One scientist, Dr. Mrinalini Watsa, a researcher with the San Diego Zoo Wildlife Alliance in California, is really changing things by studying these animals' paw prints. After taking samples of the tigers' paw prints, she can analyze their DNA. Watsa aims to use existing genome-sequencing tech for detecting individual tigers in the wild. She hopes this will make tracking (and counting) tigers in the wild easier.
"Now, instead of saying we've seen about 40 prints in this 3-kilometer-square (1.8-mile-square) area, actually you can see those 40 prints come down to four tigers and that gives us so much more power in terms of how we go about counting them," said Watsa.
In other news ...
🧕Changes in Iran: Iran will shut down its "morality police" after months of violent protests all over the country following the death of Mahsa Amini, who was held after being accused of violating the Islamic dress code. The government said it will also review the country's hijab law. Iran counts over 200 people who have died in the protests so far, although other groups say the number is higher.
🛢OPEC+ oil production: The OPEC+ oil producer alliance agreed to stick with its plan of rolling back oil production by 2 million barrels per day until the end of 2023. That's about 2% of global demand. This move was expected by energy analysts as Russia's oil revenue is threatened.
🌋Volcano eruption in Indonesia: Indonesia's highest volcano started erupting on Sunday. Monsoon rains eroded the lava dome at the top of Mount Semeru, leading to the eruption. While a few villages have been covered in ash, no one has died. Nearby residents have gone to temporary shelters and other safe areas. Its last eruption was last December, which led to 51 deaths.
💣Israeli warplanes attack Gaza: Israeli warplanes attacked parts of the Gaza Strip early Sunday after a rocket landed in southern Israel. Ten Palestinians have been killed by Israeli forces since last week. The EU's foreign policy chief, Josep Borrell, said he's "greatly concerned about the increasing level of violence in the occupied West Bank." But the Israeli military said the air raids were meant to target a weapons manufacturer and an underground tunnel belonging to Hamas.
📢Protesters in southern Syria: Dozens of demonstrators protesting the economic situation in Syria overran the governor's office in the city of Sweida on Sunday, running in against police.
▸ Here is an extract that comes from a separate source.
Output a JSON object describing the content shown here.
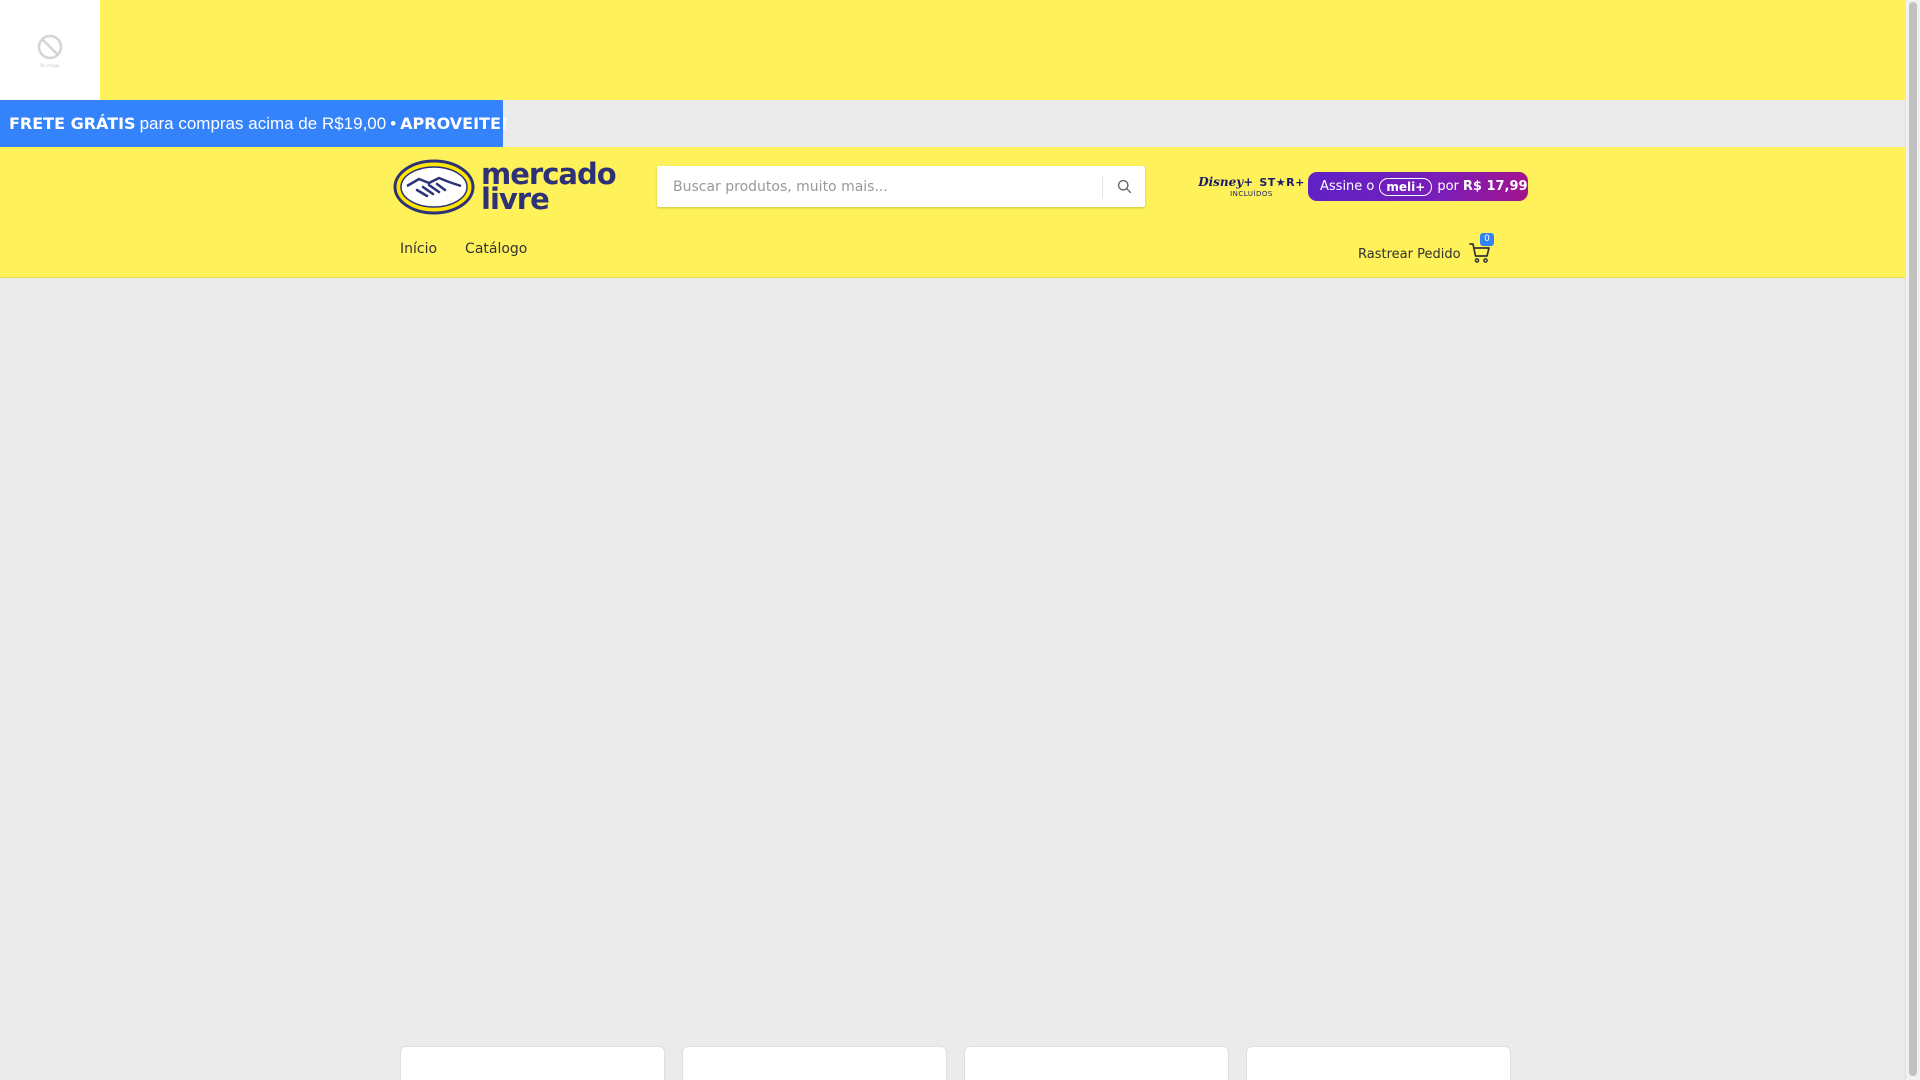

More than 200 people had been demonstrating outside the building earlier that day, denouncing Syrian President Bashar Assad. According to state media, tens of them raided the office, burning files and official papers.
🚚Protests in South Korea: On Saturday, thousands in Seoul protested against the government, resisting attempts to force truckers on strike back to work. They're striking after a clash over the price of freight. Saturday's marchers were mostly members of the Korean Confederation of Trade Unions, who said President Yoon Suk Yeol's conservative government is guilty of labor oppression and ignoring truckers' harsh work conditions and financial hardships.
🎨Ukraine Banksy theft: After a Banksy mural was stolen from a wall in Kyiv, Ukrainian officials arrested eight people. The piece showed a stencil image of a person wearing a nightgown and gas mask while holding a fire extinguisher. It was painted next to a fire-destroyed window. The art disappeared on Friday after the thieves cut it from the wall.
💻Kanye’s Reddit page goes woke: Kanye West is under fire for publicly defending Nazis and Hitler. Now, users on his subreddit have transformed the thread into a “Holocaust remembrance sub.” They’re distancing themselves from Kanye, posting about people who were imprisoned and killed in concentration camps.
🐢Happy 190th, Jonathan!: The oldest living land creature, a tortoise named Jonathan, celebrated his 190th birthday this weekend. He lives on the British island territory of Saint Helena, where he arrived in 1882 as a gift to the governor. He was already around 50 years old at that time. But some naturalists say he could be even older than 190 now, because that original estimate might’ve been wrong.